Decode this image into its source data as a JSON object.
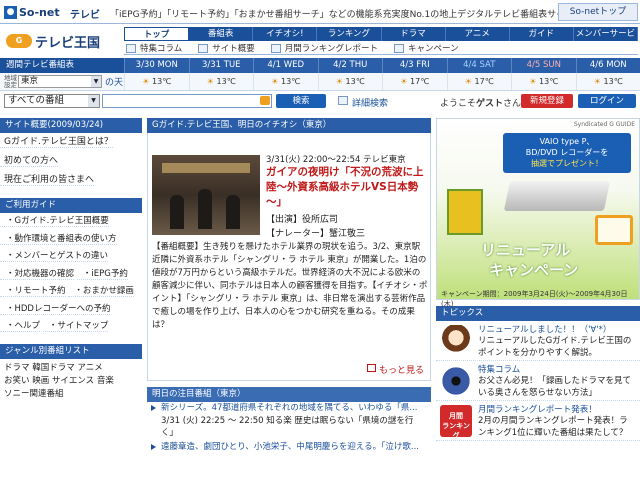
{
  "topbar": {
    "logo": "So-net",
    "tv": "テレビ",
    "tagline": "「iEPG予約」「リモート予約」「おまかせ番組サーチ」などの機能系充実度No.1の地上デジタルテレビ番組表サイト",
    "sonet_link": "So-netトップ"
  },
  "brand": {
    "badge": "G",
    "name": "テレビ王国"
  },
  "nav": {
    "tabs": [
      "トップ",
      "番組表",
      "イチオシ!",
      "ランキング",
      "ドラマ",
      "アニメ",
      "ガイド",
      "メンバーサービス"
    ],
    "active": 0,
    "sub": [
      "特集コラム",
      "サイト概要",
      "月間ランキングレポート",
      "キャンペーン"
    ]
  },
  "weekbar": {
    "label": "週間テレビ番組表",
    "days": [
      {
        "date": "3/30",
        "dow": "MON"
      },
      {
        "date": "3/31",
        "dow": "TUE"
      },
      {
        "date": "4/1",
        "dow": "WED"
      },
      {
        "date": "4/2",
        "dow": "THU"
      },
      {
        "date": "4/3",
        "dow": "FRI"
      },
      {
        "date": "4/4",
        "dow": "SAT"
      },
      {
        "date": "4/5",
        "dow": "SUN"
      },
      {
        "date": "4/6",
        "dow": "MON"
      }
    ]
  },
  "weather": {
    "label": "地域設定",
    "region": "東京",
    "suffix": "の天",
    "temps": [
      "13℃",
      "13℃",
      "13℃",
      "13℃",
      "17℃",
      "17℃",
      "13℃",
      "13℃"
    ]
  },
  "search": {
    "category": "すべての番組",
    "button": "検索",
    "advanced": "詳細検索",
    "welcome_pre": "ようこそ",
    "welcome_user": "ゲスト",
    "welcome_post": "さん",
    "register": "新規登録",
    "login": "ログイン"
  },
  "left": {
    "overview_head": "サイト概要(2009/03/24)",
    "overview_items": [
      "Gガイド.テレビ王国とは？",
      "初めての方へ",
      "現在ご利用の皆さまへ"
    ],
    "guide_head": "ご利用ガイド",
    "guide_items": [
      "・Gガイド.テレビ王国概要",
      "・動作環境と番組表の使い方",
      "・メンバーとゲストの違い",
      "・対応機器の確認",
      "・iEPG予約",
      "・リモート予約",
      "・おまかせ録画",
      "・HDDレコーダーへの予約",
      "・ヘルプ",
      "・サイトマップ"
    ],
    "genre_head": "ジャンル別番組リスト",
    "genre_line1": "ドラマ 韓国ドラマ アニメ",
    "genre_line2": "お笑い 映画 サイエンス 音楽",
    "genre_line3": "ソニー関連番組"
  },
  "center": {
    "feature_head": "Gガイド.テレビ王国、明日のイチオシ（東京）",
    "time": "3/31(火) 22:00～22:54 テレビ東京",
    "title": "ガイアの夜明け「不況の荒波に上陸～外資系高級ホテルVS日本勢～」",
    "cast1": "【出演】役所広司",
    "cast2": "【ナレーター】蟹江敬三",
    "body": "【番組概要】生き残りを懸けたホテル業界の現状を追う。3/2、東京駅近隣に外資系ホテル「シャングリ・ラ ホテル 東京」が開業した。1泊の値段が7万円からという高級ホテルだ。世界経済の大不況による欧米の顧客減少に伴い、同ホテルは日本人の顧客獲得を目指す。【イチオシ・ポイント】「シャングリ・ラ ホテル 東京」は、非日常を演出する芸術作品で癒しの場を作り上げ、日本人の心をつかむ研究を重ねる。その成果は？",
    "more": "もっと見る",
    "notable_head": "明日の注目番組（東京）",
    "notable_1": "新シリーズ。47都道府県それぞれの地域を隅てる、いわゆる「県...",
    "notable_1_time": "3/31 (火) 22:25 ～ 22:50 知る楽 歴史は眠らない「県境の謎を行く」",
    "notable_2": "遠藤章造、劇団ひとり、小池栄子、中尾明慶らを迎える。「泣け歌..."
  },
  "right": {
    "syndicated": "Syndicated G GUIDE",
    "ad_line1": "VAIO type P、",
    "ad_line2": "BD/DVD レコーダーを",
    "ad_line3": "抽選でプレゼント！",
    "ad_title1": "リニューアル",
    "ad_title2": "キャンペーン",
    "ad_period": "キャンペーン期間：2009年3月24日(火)～2009年4月30日(木)",
    "topics_head": "トピックス",
    "topics": [
      {
        "title": "リニューアルしました！！（'∀'*）",
        "body": "リニューアルしたGガイド.テレビ王国のポイントを分かりやすく解説。"
      },
      {
        "title": "特集コラム",
        "body": "お父さん必見！「録画したドラマを見ている奥さんを怒らせない方法」"
      },
      {
        "title": "月間ランキングレポート発表！",
        "body": "2月の月間ランキングレポート発表！ランキング1位に輝いた番組は果たして？"
      }
    ]
  }
}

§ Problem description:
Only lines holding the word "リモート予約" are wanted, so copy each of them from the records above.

§ Solution to the exercise:
    "tagline": "「iEPG予約」「リモート予約」「おまかせ番組サーチ」などの機能系充実度No.1の地上デジタルテレビ番組表サイト",
      "・リモート予約",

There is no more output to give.